§ Task brief:
The word "displaying" appears in some lines of the listing below; report how many such lines there are, and nothing else.

§ Source material:
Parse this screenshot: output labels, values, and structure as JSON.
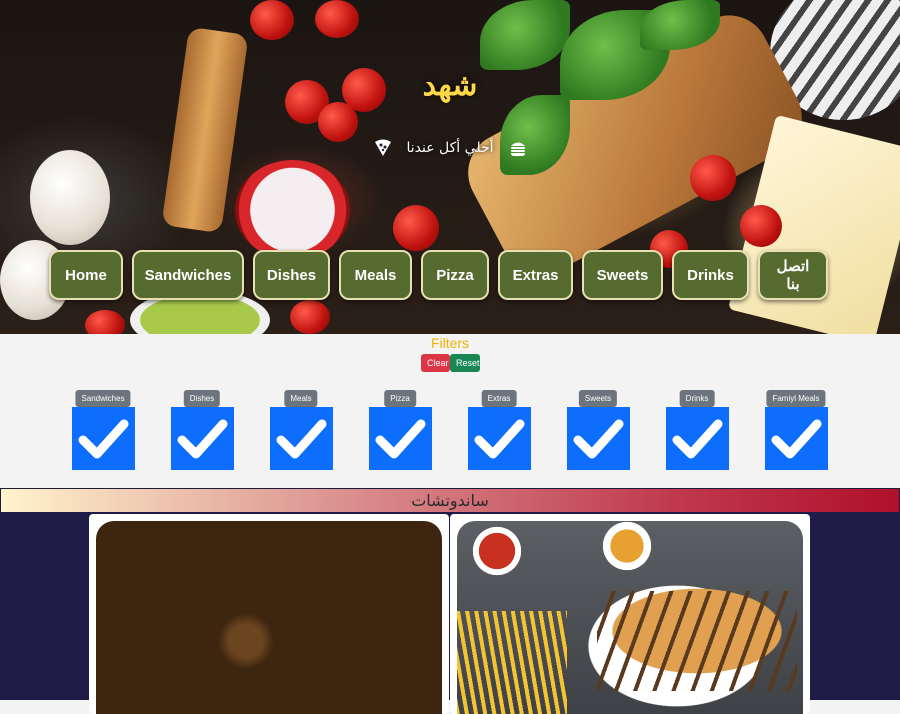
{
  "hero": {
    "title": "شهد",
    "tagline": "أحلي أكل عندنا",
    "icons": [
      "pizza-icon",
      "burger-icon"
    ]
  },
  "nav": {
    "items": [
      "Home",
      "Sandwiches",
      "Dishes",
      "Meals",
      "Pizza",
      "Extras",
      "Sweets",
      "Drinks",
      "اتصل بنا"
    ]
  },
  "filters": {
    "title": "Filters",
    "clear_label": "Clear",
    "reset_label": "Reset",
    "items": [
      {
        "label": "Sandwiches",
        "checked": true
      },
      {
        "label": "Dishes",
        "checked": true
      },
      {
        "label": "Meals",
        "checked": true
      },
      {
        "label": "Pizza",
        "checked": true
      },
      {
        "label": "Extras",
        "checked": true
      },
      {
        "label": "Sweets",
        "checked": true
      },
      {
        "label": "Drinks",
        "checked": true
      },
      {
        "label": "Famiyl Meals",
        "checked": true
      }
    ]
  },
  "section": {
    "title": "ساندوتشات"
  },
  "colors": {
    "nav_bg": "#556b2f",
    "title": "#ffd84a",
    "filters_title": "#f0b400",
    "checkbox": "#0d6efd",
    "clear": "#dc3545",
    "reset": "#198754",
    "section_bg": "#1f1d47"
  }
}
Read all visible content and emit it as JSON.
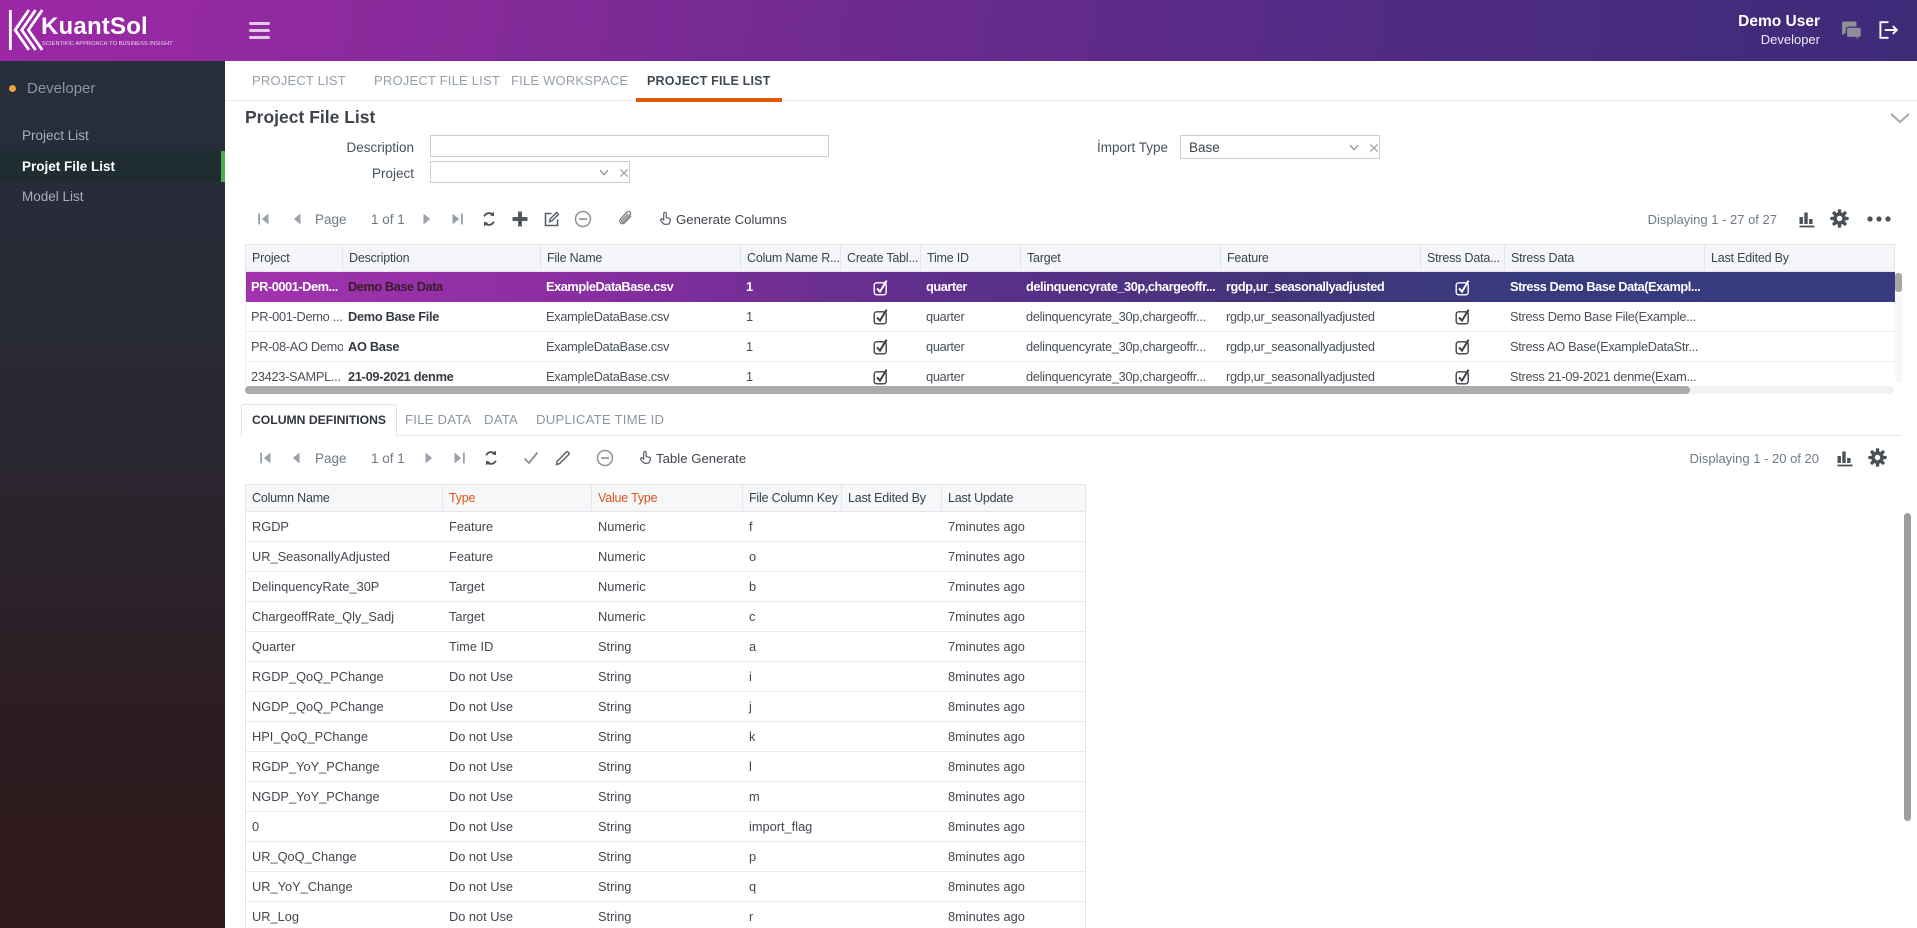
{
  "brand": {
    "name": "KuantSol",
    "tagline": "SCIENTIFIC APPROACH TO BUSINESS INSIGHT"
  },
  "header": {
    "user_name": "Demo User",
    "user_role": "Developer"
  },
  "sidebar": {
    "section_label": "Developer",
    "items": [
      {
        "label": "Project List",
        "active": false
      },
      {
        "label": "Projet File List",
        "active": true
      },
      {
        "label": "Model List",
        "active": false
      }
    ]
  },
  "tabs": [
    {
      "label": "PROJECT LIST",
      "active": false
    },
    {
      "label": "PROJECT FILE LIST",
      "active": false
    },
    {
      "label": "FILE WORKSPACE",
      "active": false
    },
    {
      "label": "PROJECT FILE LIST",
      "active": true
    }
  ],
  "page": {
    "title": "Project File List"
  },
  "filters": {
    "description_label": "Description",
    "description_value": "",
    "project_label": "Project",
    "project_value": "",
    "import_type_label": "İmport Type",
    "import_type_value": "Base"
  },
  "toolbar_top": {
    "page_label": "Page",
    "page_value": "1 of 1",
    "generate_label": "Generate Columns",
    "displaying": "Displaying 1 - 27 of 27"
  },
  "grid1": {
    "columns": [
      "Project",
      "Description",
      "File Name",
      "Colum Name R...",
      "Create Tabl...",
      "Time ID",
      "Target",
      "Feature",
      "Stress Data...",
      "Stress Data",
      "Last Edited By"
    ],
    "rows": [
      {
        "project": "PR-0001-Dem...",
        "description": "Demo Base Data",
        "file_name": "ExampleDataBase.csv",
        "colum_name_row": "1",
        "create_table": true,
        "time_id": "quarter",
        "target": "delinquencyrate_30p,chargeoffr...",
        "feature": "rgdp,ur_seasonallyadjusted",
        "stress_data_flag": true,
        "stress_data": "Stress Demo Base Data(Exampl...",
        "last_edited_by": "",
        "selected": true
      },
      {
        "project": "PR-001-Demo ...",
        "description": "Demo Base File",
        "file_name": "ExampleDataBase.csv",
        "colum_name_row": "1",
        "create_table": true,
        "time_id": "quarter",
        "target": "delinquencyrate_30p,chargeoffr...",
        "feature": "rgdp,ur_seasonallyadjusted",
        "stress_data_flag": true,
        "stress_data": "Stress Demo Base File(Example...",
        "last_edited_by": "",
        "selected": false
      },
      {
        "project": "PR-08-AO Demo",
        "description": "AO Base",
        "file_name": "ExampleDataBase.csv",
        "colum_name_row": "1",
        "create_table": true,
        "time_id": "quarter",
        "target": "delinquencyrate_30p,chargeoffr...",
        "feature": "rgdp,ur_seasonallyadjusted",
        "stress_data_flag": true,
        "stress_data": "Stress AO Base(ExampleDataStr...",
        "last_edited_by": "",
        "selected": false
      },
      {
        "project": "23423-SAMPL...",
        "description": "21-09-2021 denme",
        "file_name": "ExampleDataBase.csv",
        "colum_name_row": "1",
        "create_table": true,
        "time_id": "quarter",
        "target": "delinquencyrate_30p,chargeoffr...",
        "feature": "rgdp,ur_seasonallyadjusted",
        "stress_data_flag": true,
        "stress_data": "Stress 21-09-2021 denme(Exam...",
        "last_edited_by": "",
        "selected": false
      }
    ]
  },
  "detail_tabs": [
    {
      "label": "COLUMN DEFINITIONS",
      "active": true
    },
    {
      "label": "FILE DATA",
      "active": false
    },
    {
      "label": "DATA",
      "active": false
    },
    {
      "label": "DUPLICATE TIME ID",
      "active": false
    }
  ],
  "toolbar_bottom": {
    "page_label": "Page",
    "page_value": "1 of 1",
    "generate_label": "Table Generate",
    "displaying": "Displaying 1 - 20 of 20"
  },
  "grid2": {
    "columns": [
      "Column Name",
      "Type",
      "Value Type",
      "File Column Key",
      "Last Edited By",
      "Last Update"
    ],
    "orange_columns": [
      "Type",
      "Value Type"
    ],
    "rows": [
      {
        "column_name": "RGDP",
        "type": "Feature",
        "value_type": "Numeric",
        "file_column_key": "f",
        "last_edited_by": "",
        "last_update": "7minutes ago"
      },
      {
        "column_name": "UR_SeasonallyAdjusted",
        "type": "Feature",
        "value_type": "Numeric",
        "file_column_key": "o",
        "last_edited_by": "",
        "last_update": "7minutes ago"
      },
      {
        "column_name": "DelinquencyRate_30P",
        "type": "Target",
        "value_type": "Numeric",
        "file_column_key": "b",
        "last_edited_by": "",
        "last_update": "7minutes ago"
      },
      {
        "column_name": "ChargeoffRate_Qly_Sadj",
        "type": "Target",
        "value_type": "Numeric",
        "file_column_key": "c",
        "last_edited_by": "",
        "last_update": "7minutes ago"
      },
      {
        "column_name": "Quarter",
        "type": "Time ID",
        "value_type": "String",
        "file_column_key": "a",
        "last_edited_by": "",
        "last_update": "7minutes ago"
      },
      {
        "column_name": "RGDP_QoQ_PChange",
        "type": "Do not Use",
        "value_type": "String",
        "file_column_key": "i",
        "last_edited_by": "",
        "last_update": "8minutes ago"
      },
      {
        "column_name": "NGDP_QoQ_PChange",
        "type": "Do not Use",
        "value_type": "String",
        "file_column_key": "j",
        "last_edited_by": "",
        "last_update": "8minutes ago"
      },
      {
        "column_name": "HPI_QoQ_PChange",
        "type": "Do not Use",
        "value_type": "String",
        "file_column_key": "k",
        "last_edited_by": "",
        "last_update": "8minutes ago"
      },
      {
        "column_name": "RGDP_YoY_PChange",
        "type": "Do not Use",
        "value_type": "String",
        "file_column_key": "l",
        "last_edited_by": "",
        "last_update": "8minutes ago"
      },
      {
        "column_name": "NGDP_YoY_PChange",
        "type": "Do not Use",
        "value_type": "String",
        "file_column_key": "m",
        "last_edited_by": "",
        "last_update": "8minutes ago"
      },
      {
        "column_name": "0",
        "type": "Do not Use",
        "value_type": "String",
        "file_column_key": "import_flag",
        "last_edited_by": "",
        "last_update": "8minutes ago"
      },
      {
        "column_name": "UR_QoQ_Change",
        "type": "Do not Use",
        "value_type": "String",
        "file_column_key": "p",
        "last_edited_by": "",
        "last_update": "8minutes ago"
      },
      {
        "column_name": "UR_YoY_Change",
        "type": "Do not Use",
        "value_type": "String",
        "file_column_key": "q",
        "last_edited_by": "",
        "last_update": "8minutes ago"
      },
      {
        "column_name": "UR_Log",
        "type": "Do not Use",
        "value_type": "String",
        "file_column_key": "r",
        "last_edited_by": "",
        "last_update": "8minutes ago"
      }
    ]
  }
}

§ Answer to this task:
2